Researchers at University Medical Center Utrecht led by Yuana Yuana, PhD, recently completed a Foundation-funded research project and published their findings in the International Journal of Molecular Sciences.
The project, titled, “Drug Delivery Strategies Using Drug-loaded Extracellular Vesicles Generated by Microbubble-assisted Ultrasound,” sought to determine whether extracellular vesicles (EVs) could be used as drug nanocarriers to treat tumor cells. The team chose to study EVs because they are in nanometer size and provide a natural form of communication between cells by transferring proteins, lipids, and genetic materials originated from their parent cells.
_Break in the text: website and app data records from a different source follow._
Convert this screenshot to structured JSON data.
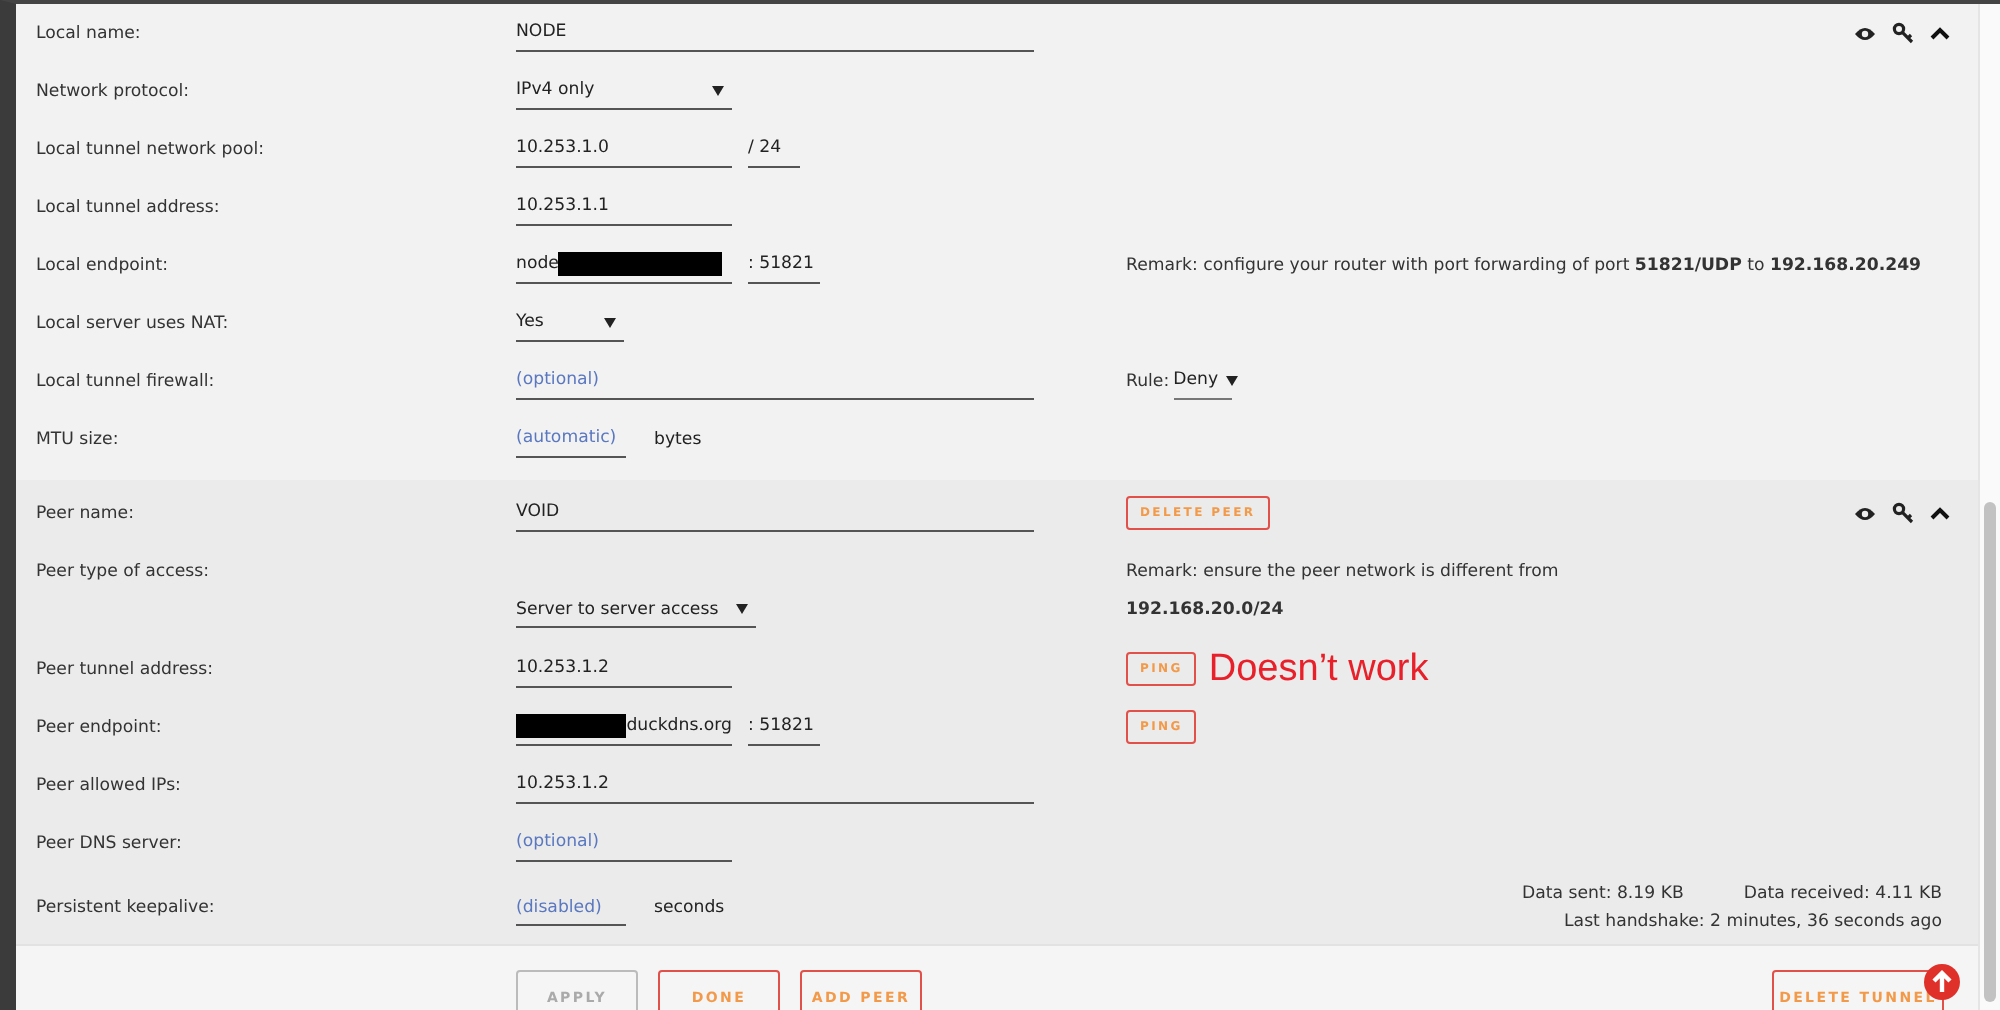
{
  "local": {
    "fields": [
      {
        "label": "Local name:",
        "kind": "wide",
        "value": "NODE"
      },
      {
        "label": "Network protocol:",
        "kind": "select",
        "value": "IPv4 only"
      },
      {
        "label": "Local tunnel network pool:",
        "kind": "pool",
        "value": "10.253.1.0",
        "separator": "/",
        "second": "24"
      },
      {
        "label": "Local tunnel address:",
        "kind": "short",
        "value": "10.253.1.1"
      },
      {
        "label": "Local endpoint:",
        "kind": "endpoint",
        "value": "node",
        "redacted_after": true,
        "port": ": 51821",
        "remark": "Remark: configure your router with port forwarding of port **51821/UDP** to **192.168.20.249**"
      },
      {
        "label": "Local server uses NAT:",
        "kind": "select_small",
        "value": "Yes"
      },
      {
        "label": "Local tunnel firewall:",
        "kind": "wide",
        "placeholder": "(optional)",
        "rule": {
          "label": "Rule:",
          "value": "Deny"
        }
      },
      {
        "label": "MTU size:",
        "kind": "unit",
        "placeholder": "(automatic)",
        "unit": "bytes"
      }
    ]
  },
  "peer": {
    "fields": [
      {
        "label": "Peer name:",
        "kind": "wide",
        "value": "VOID",
        "action": "DELETE PEER"
      },
      {
        "label": "Peer type of access:",
        "kind": "select_tall",
        "value": "Server to server access",
        "remark": "Remark: ensure the peer network is different from",
        "remark_detail": "192.168.20.0/24"
      },
      {
        "label": "Peer tunnel address:",
        "kind": "short",
        "value": "10.253.1.2",
        "action": "PING",
        "annotation": "Doesn’t work"
      },
      {
        "label": "Peer endpoint:",
        "kind": "endpoint",
        "value": "duckdns.org",
        "redacted_before": true,
        "port": ": 51821",
        "action": "PING"
      },
      {
        "label": "Peer allowed IPs:",
        "kind": "wide",
        "value": "10.253.1.2"
      },
      {
        "label": "Peer DNS server:",
        "kind": "short",
        "placeholder": "(optional)"
      },
      {
        "label": "Persistent keepalive:",
        "kind": "unit",
        "placeholder": "(disabled)",
        "unit": "seconds",
        "stats": {
          "sent": "Data sent: 8.19 KB",
          "received": "Data received: 4.11 KB",
          "handshake": "Last handshake: 2 minutes, 36 seconds ago"
        }
      }
    ]
  },
  "buttons": [
    {
      "label": "APPLY",
      "disabled": true
    },
    {
      "label": "DONE",
      "disabled": false
    },
    {
      "label": "ADD PEER",
      "disabled": false
    }
  ],
  "delete_tunnel": {
    "label": "DELETE TUNNEL"
  }
}
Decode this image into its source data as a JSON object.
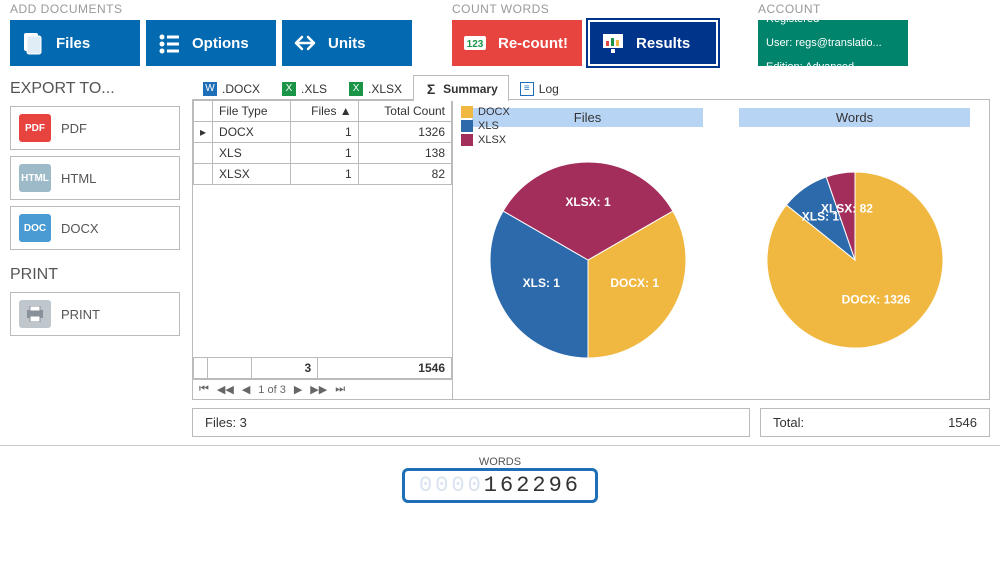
{
  "ribbon": {
    "groups": {
      "add": {
        "title": "ADD DOCUMENTS",
        "files": "Files",
        "options": "Options",
        "units": "Units"
      },
      "count": {
        "title": "COUNT WORDS",
        "recount": "Re-count!",
        "results": "Results"
      },
      "account": {
        "title": "ACCOUNT",
        "line1": "Registered",
        "line2": "User: regs@translatio...",
        "line3": "Edition: Advanced"
      }
    }
  },
  "sidebar": {
    "export_title": "EXPORT TO...",
    "pdf": "PDF",
    "html": "HTML",
    "docx": "DOCX",
    "print_title": "PRINT",
    "print": "PRINT"
  },
  "tabs": {
    "docx": ".DOCX",
    "xls": ".XLS",
    "xlsx": ".XLSX",
    "summary": "Summary",
    "log": "Log"
  },
  "table": {
    "headers": {
      "filetype": "File Type",
      "files": "Files",
      "total": "Total Count"
    },
    "rows": [
      {
        "type": "DOCX",
        "files": "1",
        "total": "1326"
      },
      {
        "type": "XLS",
        "files": "1",
        "total": "138"
      },
      {
        "type": "XLSX",
        "files": "1",
        "total": "82"
      }
    ],
    "foot": {
      "files": "3",
      "total": "1546"
    },
    "pager": "1 of 3"
  },
  "charts": {
    "legend": [
      "DOCX",
      "XLS",
      "XLSX"
    ],
    "colors": {
      "DOCX": "#f0b840",
      "XLS": "#2d6aab",
      "XLSX": "#a32e5c"
    },
    "files_title": "Files",
    "words_title": "Words"
  },
  "footer": {
    "files_label": "Files: 3",
    "total_label": "Total:",
    "total_value": "1546"
  },
  "counter": {
    "label": "WORDS",
    "faded": "0000",
    "value": "162296"
  },
  "chart_data": [
    {
      "type": "pie",
      "title": "Files",
      "categories": [
        "DOCX",
        "XLS",
        "XLSX"
      ],
      "values": [
        1,
        1,
        1
      ],
      "labels": [
        "DOCX: 1",
        "XLS: 1",
        "XLSX: 1"
      ],
      "colors": [
        "#f0b840",
        "#2d6aab",
        "#a32e5c"
      ]
    },
    {
      "type": "pie",
      "title": "Words",
      "categories": [
        "DOCX",
        "XLS",
        "XLSX"
      ],
      "values": [
        1326,
        138,
        82
      ],
      "labels": [
        "DOCX: 1326",
        "XLS: 138",
        "XLSX: 82"
      ],
      "colors": [
        "#f0b840",
        "#2d6aab",
        "#a32e5c"
      ]
    }
  ]
}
After previous studies showed that focused ultrasound plus microbubbles could trigger cancer cells to release EVs, the team attempted and succeeded at using an in vitro process to load primary human endothelial cells with either CellTracker™ green fluorescent dye (CTG) or bovine serum albumin conjugated with fluorescein isothiocyanate (BSA FITC). The process subsequently triggered the release of EVs containing these compounds in the cell supernatant within 2 hours after treatment, and the amount of EV released appeared to be correlated with increases in acoustic pressure. Co-culturing the EVs with recipient tumor cells resulted in the tumor cells uptaking the CTG and BSA FITC from the EVs within 4 hours.
Read the Paper in the International Journal of Molecular Sciences >